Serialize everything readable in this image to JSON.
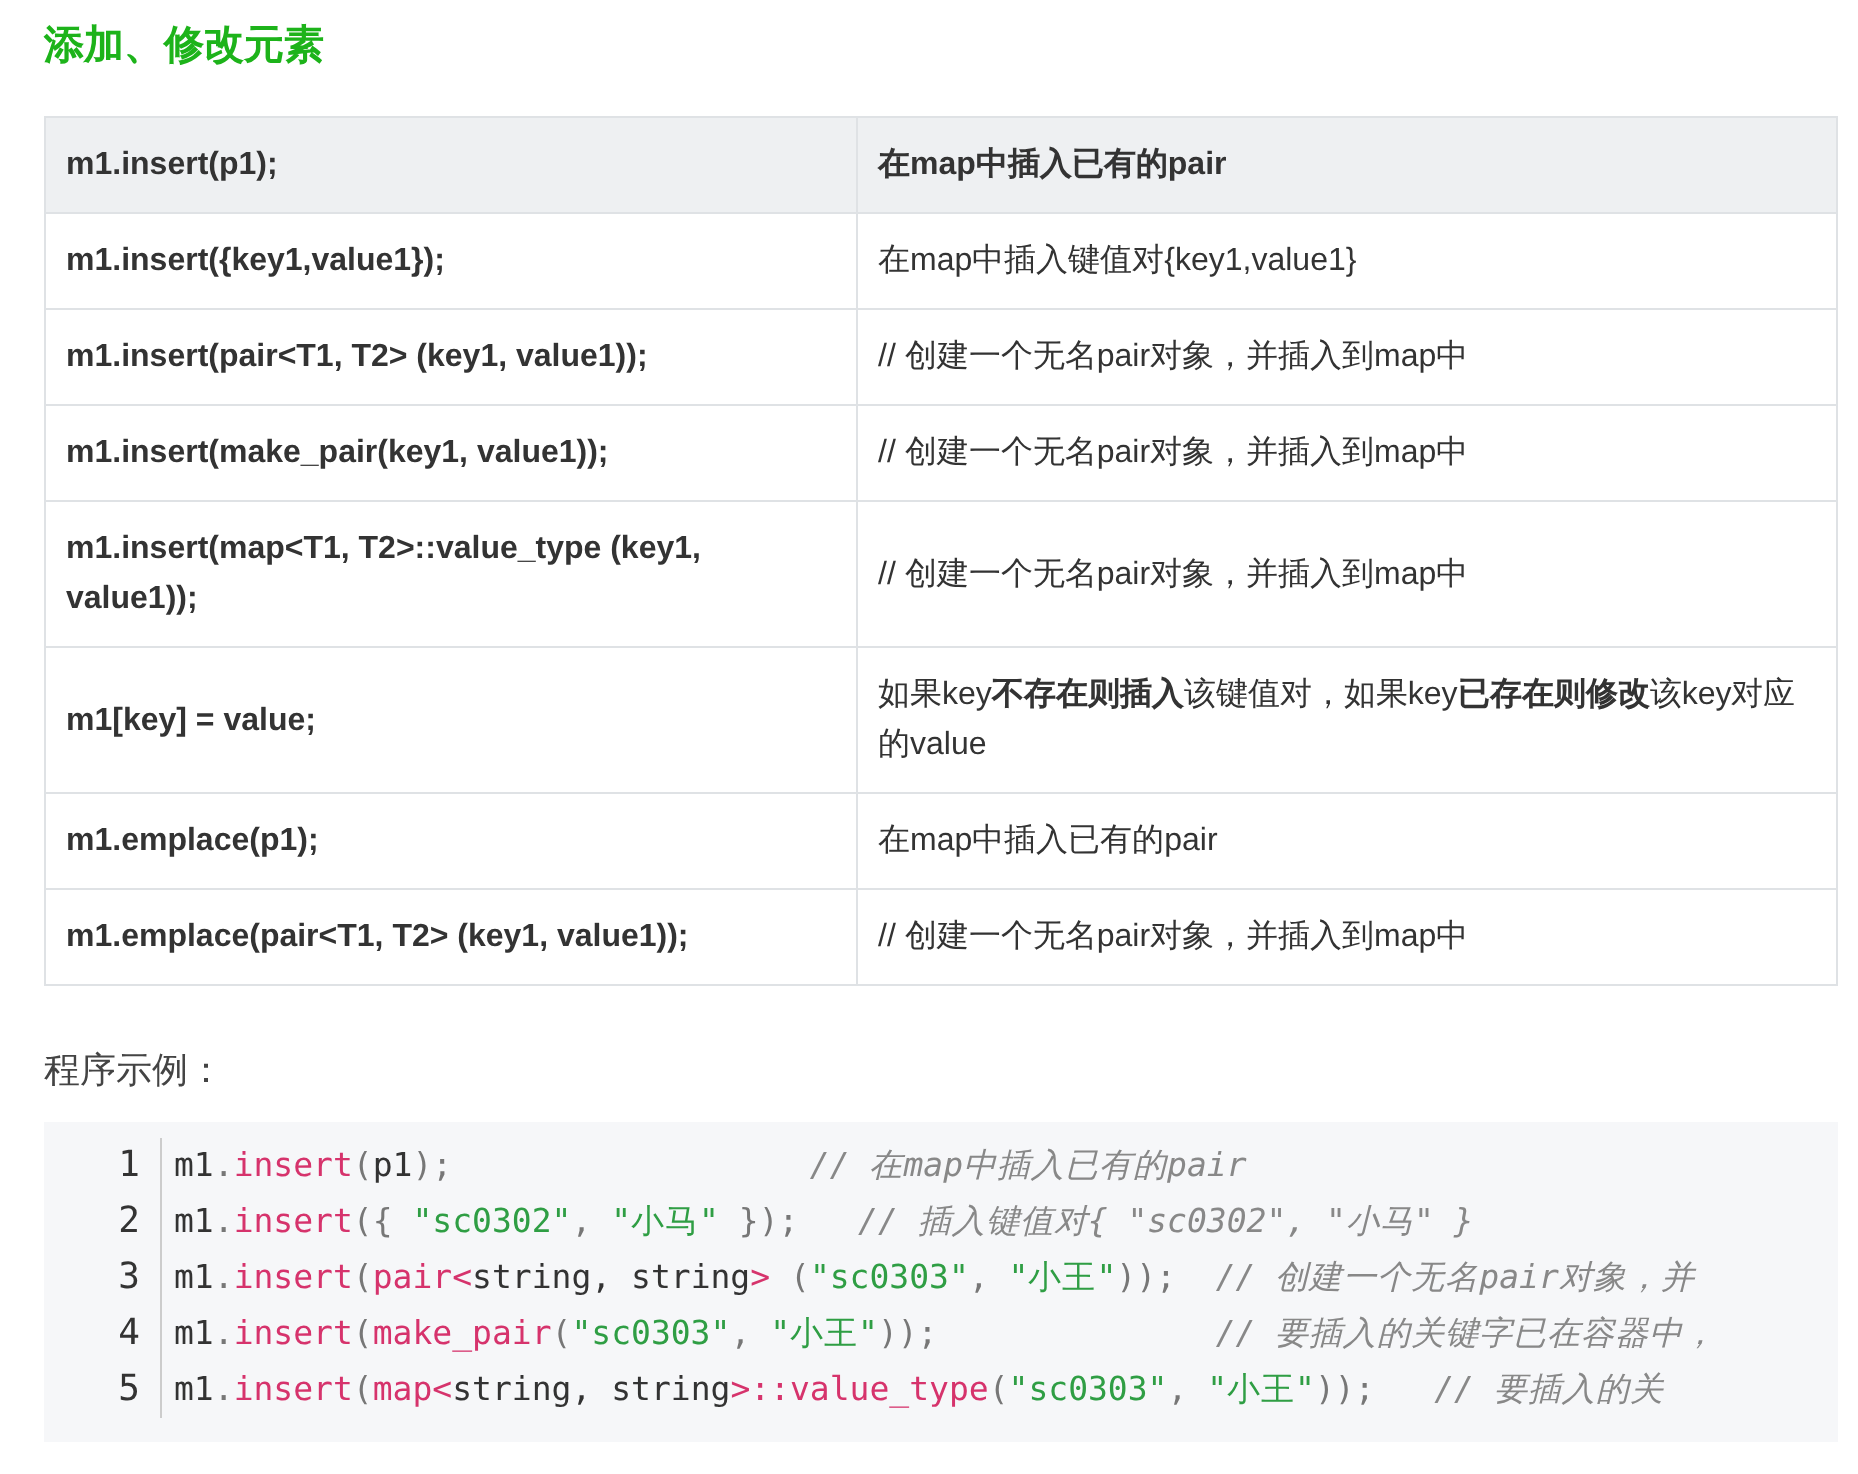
{
  "heading": "添加、修改元素",
  "table": {
    "header": {
      "code": "m1.insert(p1);",
      "desc": "在map中插入已有的pair"
    },
    "rows": [
      {
        "code": "m1.insert({key1,value1});",
        "desc": "在map中插入键值对{key1,value1}"
      },
      {
        "code": "m1.insert(pair<T1, T2> (key1, value1));",
        "desc": "// 创建一个无名pair对象，并插入到map中"
      },
      {
        "code": "m1.insert(make_pair(key1, value1));",
        "desc": "// 创建一个无名pair对象，并插入到map中"
      },
      {
        "code": "m1.insert(map<T1, T2>::value_type (key1, value1));",
        "desc": "// 创建一个无名pair对象，并插入到map中"
      },
      {
        "code": "m1[key] = value;",
        "desc": "如果key**不存在则插入**该键值对，如果key**已存在则修改**该key对应的value"
      },
      {
        "code": "m1.emplace(p1);",
        "desc": "在map中插入已有的pair"
      },
      {
        "code": "m1.emplace(pair<T1, T2> (key1, value1));",
        "desc": "// 创建一个无名pair对象，并插入到map中"
      }
    ]
  },
  "example_label": "程序示例：",
  "code": {
    "lines": [
      {
        "number": "1",
        "tokens": [
          {
            "kind": "plain",
            "text": "m1"
          },
          {
            "kind": "punct",
            "text": "."
          },
          {
            "kind": "fn",
            "text": "insert"
          },
          {
            "kind": "punct",
            "text": "("
          },
          {
            "kind": "plain",
            "text": "p1"
          },
          {
            "kind": "punct",
            "text": ");"
          },
          {
            "kind": "comment",
            "text": "                  // 在map中插入已有的pair"
          }
        ]
      },
      {
        "number": "2",
        "tokens": [
          {
            "kind": "plain",
            "text": "m1"
          },
          {
            "kind": "punct",
            "text": "."
          },
          {
            "kind": "fn",
            "text": "insert"
          },
          {
            "kind": "punct",
            "text": "({ "
          },
          {
            "kind": "str",
            "text": "\"sc0302\""
          },
          {
            "kind": "punct",
            "text": ", "
          },
          {
            "kind": "str",
            "text": "\"小马\""
          },
          {
            "kind": "punct",
            "text": " });"
          },
          {
            "kind": "comment",
            "text": "   // 插入键值对{ \"sc0302\", \"小马\" }"
          }
        ]
      },
      {
        "number": "3",
        "tokens": [
          {
            "kind": "plain",
            "text": "m1"
          },
          {
            "kind": "punct",
            "text": "."
          },
          {
            "kind": "fn",
            "text": "insert"
          },
          {
            "kind": "punct",
            "text": "("
          },
          {
            "kind": "fn",
            "text": "pair"
          },
          {
            "kind": "fn",
            "text": "<"
          },
          {
            "kind": "plain",
            "text": "string, string"
          },
          {
            "kind": "fn",
            "text": ">"
          },
          {
            "kind": "punct",
            "text": " ("
          },
          {
            "kind": "str",
            "text": "\"sc0303\""
          },
          {
            "kind": "punct",
            "text": ", "
          },
          {
            "kind": "str",
            "text": "\"小王\""
          },
          {
            "kind": "punct",
            "text": "));"
          },
          {
            "kind": "comment",
            "text": "  // 创建一个无名pair对象，并"
          }
        ]
      },
      {
        "number": "4",
        "tokens": [
          {
            "kind": "plain",
            "text": "m1"
          },
          {
            "kind": "punct",
            "text": "."
          },
          {
            "kind": "fn",
            "text": "insert"
          },
          {
            "kind": "punct",
            "text": "("
          },
          {
            "kind": "fn",
            "text": "make_pair"
          },
          {
            "kind": "punct",
            "text": "("
          },
          {
            "kind": "str",
            "text": "\"sc0303\""
          },
          {
            "kind": "punct",
            "text": ", "
          },
          {
            "kind": "str",
            "text": "\"小王\""
          },
          {
            "kind": "punct",
            "text": "));"
          },
          {
            "kind": "comment",
            "text": "              // 要插入的关键字已在容器中，"
          }
        ]
      },
      {
        "number": "5",
        "tokens": [
          {
            "kind": "plain",
            "text": "m1"
          },
          {
            "kind": "punct",
            "text": "."
          },
          {
            "kind": "fn",
            "text": "insert"
          },
          {
            "kind": "punct",
            "text": "("
          },
          {
            "kind": "fn",
            "text": "map"
          },
          {
            "kind": "fn",
            "text": "<"
          },
          {
            "kind": "plain",
            "text": "string, string"
          },
          {
            "kind": "fn",
            "text": ">::value_type"
          },
          {
            "kind": "punct",
            "text": "("
          },
          {
            "kind": "str",
            "text": "\"sc0303\""
          },
          {
            "kind": "punct",
            "text": ", "
          },
          {
            "kind": "str",
            "text": "\"小王\""
          },
          {
            "kind": "punct",
            "text": "));"
          },
          {
            "kind": "comment",
            "text": "   // 要插入的关"
          }
        ]
      }
    ]
  }
}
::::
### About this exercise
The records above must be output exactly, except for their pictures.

### Task response
Serialize everything readable in this image to JSON.
{
  "heading": "添加、修改元素",
  "table": {
    "header": {
      "code": "m1.insert(p1);",
      "desc": "在map中插入已有的pair"
    },
    "rows": [
      {
        "code": "m1.insert({key1,value1});",
        "desc": "在map中插入键值对{key1,value1}"
      },
      {
        "code": "m1.insert(pair<T1, T2> (key1, value1));",
        "desc": "// 创建一个无名pair对象，并插入到map中"
      },
      {
        "code": "m1.insert(make_pair(key1, value1));",
        "desc": "// 创建一个无名pair对象，并插入到map中"
      },
      {
        "code": "m1.insert(map<T1, T2>::value_type (key1, value1));",
        "desc": "// 创建一个无名pair对象，并插入到map中"
      },
      {
        "code": "m1[key] = value;",
        "desc": "如果key**不存在则插入**该键值对，如果key**已存在则修改**该key对应的value"
      },
      {
        "code": "m1.emplace(p1);",
        "desc": "在map中插入已有的pair"
      },
      {
        "code": "m1.emplace(pair<T1, T2> (key1, value1));",
        "desc": "// 创建一个无名pair对象，并插入到map中"
      }
    ]
  },
  "example_label": "程序示例：",
  "code": {
    "lines": [
      {
        "number": "1",
        "tokens": [
          {
            "kind": "plain",
            "text": "m1"
          },
          {
            "kind": "punct",
            "text": "."
          },
          {
            "kind": "fn",
            "text": "insert"
          },
          {
            "kind": "punct",
            "text": "("
          },
          {
            "kind": "plain",
            "text": "p1"
          },
          {
            "kind": "punct",
            "text": ");"
          },
          {
            "kind": "comment",
            "text": "                  // 在map中插入已有的pair"
          }
        ]
      },
      {
        "number": "2",
        "tokens": [
          {
            "kind": "plain",
            "text": "m1"
          },
          {
            "kind": "punct",
            "text": "."
          },
          {
            "kind": "fn",
            "text": "insert"
          },
          {
            "kind": "punct",
            "text": "({ "
          },
          {
            "kind": "str",
            "text": "\"sc0302\""
          },
          {
            "kind": "punct",
            "text": ", "
          },
          {
            "kind": "str",
            "text": "\"小马\""
          },
          {
            "kind": "punct",
            "text": " });"
          },
          {
            "kind": "comment",
            "text": "   // 插入键值对{ \"sc0302\", \"小马\" }"
          }
        ]
      },
      {
        "number": "3",
        "tokens": [
          {
            "kind": "plain",
            "text": "m1"
          },
          {
            "kind": "punct",
            "text": "."
          },
          {
            "kind": "fn",
            "text": "insert"
          },
          {
            "kind": "punct",
            "text": "("
          },
          {
            "kind": "fn",
            "text": "pair"
          },
          {
            "kind": "fn",
            "text": "<"
          },
          {
            "kind": "plain",
            "text": "string, string"
          },
          {
            "kind": "fn",
            "text": ">"
          },
          {
            "kind": "punct",
            "text": " ("
          },
          {
            "kind": "str",
            "text": "\"sc0303\""
          },
          {
            "kind": "punct",
            "text": ", "
          },
          {
            "kind": "str",
            "text": "\"小王\""
          },
          {
            "kind": "punct",
            "text": "));"
          },
          {
            "kind": "comment",
            "text": "  // 创建一个无名pair对象，并"
          }
        ]
      },
      {
        "number": "4",
        "tokens": [
          {
            "kind": "plain",
            "text": "m1"
          },
          {
            "kind": "punct",
            "text": "."
          },
          {
            "kind": "fn",
            "text": "insert"
          },
          {
            "kind": "punct",
            "text": "("
          },
          {
            "kind": "fn",
            "text": "make_pair"
          },
          {
            "kind": "punct",
            "text": "("
          },
          {
            "kind": "str",
            "text": "\"sc0303\""
          },
          {
            "kind": "punct",
            "text": ", "
          },
          {
            "kind": "str",
            "text": "\"小王\""
          },
          {
            "kind": "punct",
            "text": "));"
          },
          {
            "kind": "comment",
            "text": "              // 要插入的关键字已在容器中，"
          }
        ]
      },
      {
        "number": "5",
        "tokens": [
          {
            "kind": "plain",
            "text": "m1"
          },
          {
            "kind": "punct",
            "text": "."
          },
          {
            "kind": "fn",
            "text": "insert"
          },
          {
            "kind": "punct",
            "text": "("
          },
          {
            "kind": "fn",
            "text": "map"
          },
          {
            "kind": "fn",
            "text": "<"
          },
          {
            "kind": "plain",
            "text": "string, string"
          },
          {
            "kind": "fn",
            "text": ">::value_type"
          },
          {
            "kind": "punct",
            "text": "("
          },
          {
            "kind": "str",
            "text": "\"sc0303\""
          },
          {
            "kind": "punct",
            "text": ", "
          },
          {
            "kind": "str",
            "text": "\"小王\""
          },
          {
            "kind": "punct",
            "text": "));"
          },
          {
            "kind": "comment",
            "text": "   // 要插入的关"
          }
        ]
      }
    ]
  }
}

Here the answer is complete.